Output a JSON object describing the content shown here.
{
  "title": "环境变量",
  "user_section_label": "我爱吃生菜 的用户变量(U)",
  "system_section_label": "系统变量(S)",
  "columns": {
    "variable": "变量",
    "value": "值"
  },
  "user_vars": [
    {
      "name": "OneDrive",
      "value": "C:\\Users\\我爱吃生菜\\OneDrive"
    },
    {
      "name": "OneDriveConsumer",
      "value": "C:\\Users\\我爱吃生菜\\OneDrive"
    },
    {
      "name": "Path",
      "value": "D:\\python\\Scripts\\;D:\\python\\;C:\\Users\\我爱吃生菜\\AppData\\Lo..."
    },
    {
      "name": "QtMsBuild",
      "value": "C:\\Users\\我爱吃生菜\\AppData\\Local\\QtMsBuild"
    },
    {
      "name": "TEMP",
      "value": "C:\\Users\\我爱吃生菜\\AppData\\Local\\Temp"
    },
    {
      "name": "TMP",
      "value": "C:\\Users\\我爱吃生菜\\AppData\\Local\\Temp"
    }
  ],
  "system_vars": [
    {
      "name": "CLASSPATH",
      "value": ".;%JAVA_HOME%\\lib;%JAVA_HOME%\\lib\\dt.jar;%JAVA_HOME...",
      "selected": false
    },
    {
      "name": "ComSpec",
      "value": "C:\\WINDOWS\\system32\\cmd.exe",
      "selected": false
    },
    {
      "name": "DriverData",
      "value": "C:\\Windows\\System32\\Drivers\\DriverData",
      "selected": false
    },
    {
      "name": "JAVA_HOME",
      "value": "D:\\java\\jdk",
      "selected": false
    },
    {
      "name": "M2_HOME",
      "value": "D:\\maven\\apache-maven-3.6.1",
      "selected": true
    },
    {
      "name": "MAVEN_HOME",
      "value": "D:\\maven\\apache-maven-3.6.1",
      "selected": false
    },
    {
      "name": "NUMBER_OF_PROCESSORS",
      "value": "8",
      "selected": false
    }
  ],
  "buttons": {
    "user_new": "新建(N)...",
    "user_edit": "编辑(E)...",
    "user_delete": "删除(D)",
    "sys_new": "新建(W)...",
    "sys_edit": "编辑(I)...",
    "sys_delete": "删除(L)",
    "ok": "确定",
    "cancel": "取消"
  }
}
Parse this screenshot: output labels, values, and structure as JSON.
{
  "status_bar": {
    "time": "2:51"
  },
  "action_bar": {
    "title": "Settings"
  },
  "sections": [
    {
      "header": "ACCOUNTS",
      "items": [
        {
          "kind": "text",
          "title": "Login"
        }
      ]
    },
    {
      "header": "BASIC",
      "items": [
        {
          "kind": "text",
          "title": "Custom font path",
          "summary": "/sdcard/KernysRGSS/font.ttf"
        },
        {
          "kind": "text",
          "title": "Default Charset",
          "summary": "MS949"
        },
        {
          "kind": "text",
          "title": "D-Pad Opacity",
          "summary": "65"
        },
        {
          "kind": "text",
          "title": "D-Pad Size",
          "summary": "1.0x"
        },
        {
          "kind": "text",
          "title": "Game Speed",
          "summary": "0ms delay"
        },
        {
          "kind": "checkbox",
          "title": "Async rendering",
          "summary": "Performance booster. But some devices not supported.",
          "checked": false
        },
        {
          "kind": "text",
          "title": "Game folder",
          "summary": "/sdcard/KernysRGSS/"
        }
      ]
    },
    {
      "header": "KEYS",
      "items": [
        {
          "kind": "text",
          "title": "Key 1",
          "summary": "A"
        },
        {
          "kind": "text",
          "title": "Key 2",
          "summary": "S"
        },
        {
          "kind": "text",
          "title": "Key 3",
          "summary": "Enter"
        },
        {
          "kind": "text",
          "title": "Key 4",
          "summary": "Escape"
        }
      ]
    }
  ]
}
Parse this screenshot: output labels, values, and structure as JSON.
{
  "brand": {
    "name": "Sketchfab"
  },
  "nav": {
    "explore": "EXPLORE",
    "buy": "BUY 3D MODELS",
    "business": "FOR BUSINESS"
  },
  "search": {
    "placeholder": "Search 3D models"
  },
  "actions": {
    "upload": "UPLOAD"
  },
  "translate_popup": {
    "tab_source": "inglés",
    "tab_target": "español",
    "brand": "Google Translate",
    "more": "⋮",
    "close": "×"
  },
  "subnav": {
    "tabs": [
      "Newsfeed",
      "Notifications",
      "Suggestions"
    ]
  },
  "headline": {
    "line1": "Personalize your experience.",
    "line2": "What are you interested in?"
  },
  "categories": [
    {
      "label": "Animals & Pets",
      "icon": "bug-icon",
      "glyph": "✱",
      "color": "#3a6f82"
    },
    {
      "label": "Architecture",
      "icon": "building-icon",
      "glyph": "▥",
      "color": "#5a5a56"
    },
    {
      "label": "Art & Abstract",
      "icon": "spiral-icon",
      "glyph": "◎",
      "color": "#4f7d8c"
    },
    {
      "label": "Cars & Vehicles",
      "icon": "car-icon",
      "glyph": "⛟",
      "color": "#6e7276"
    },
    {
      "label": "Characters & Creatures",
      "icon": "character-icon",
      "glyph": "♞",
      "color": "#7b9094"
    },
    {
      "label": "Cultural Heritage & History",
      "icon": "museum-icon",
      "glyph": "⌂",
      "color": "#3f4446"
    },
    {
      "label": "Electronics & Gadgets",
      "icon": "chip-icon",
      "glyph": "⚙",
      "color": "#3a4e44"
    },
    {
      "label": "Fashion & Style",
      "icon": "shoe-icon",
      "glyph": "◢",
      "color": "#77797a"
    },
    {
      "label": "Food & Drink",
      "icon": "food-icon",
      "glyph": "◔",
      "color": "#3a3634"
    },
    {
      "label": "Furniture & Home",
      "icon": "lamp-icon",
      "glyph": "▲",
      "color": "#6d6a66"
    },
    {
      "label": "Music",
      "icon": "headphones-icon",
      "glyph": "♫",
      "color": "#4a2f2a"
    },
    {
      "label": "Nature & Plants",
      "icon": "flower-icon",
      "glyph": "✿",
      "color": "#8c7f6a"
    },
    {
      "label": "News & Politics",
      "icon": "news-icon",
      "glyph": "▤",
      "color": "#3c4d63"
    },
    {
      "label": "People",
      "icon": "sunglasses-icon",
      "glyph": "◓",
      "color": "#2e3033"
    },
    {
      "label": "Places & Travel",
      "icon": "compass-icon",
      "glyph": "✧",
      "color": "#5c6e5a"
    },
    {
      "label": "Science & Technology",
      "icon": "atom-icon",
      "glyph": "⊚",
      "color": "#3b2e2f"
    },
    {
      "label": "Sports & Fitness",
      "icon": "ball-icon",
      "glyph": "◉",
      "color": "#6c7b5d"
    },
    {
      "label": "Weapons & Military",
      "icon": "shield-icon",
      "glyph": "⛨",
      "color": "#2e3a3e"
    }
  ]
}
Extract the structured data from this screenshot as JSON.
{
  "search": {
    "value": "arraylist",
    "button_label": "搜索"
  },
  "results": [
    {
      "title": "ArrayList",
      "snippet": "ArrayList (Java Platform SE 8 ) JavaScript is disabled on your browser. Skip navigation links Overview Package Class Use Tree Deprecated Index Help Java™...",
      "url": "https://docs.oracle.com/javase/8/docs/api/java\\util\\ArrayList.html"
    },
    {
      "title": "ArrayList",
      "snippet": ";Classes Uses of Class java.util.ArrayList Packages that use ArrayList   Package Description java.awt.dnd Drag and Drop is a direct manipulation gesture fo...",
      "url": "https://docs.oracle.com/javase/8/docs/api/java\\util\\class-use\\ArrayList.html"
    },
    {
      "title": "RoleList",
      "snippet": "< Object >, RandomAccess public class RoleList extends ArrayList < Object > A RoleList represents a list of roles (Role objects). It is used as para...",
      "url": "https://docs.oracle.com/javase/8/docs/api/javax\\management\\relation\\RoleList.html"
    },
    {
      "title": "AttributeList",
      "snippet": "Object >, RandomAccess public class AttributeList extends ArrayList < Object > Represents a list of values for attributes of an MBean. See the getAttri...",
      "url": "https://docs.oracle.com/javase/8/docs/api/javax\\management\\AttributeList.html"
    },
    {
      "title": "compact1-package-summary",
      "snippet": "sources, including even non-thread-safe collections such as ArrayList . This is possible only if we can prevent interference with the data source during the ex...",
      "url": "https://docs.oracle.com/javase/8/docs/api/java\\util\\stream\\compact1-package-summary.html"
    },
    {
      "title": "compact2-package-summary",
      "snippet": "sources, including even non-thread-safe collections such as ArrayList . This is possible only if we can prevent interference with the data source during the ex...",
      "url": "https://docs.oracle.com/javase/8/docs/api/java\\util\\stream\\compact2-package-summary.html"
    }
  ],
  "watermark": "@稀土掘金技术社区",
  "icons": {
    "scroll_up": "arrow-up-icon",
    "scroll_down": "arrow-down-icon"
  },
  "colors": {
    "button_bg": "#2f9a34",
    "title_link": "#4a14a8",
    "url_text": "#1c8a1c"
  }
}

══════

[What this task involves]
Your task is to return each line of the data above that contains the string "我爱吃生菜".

[Response to the task]
  "user_section_label": "我爱吃生菜 的用户变量(U)",
      "value": "C:\\Users\\我爱吃生菜\\OneDrive"
      "value": "C:\\Users\\我爱吃生菜\\OneDrive"
      "value": "D:\\python\\Scripts\\;D:\\python\\;C:\\Users\\我爱吃生菜\\AppData\\Lo..."
      "value": "C:\\Users\\我爱吃生菜\\AppData\\Local\\QtMsBuild"
      "value": "C:\\Users\\我爱吃生菜\\AppData\\Local\\Temp"
      "value": "C:\\Users\\我爱吃生菜\\AppData\\Local\\Temp"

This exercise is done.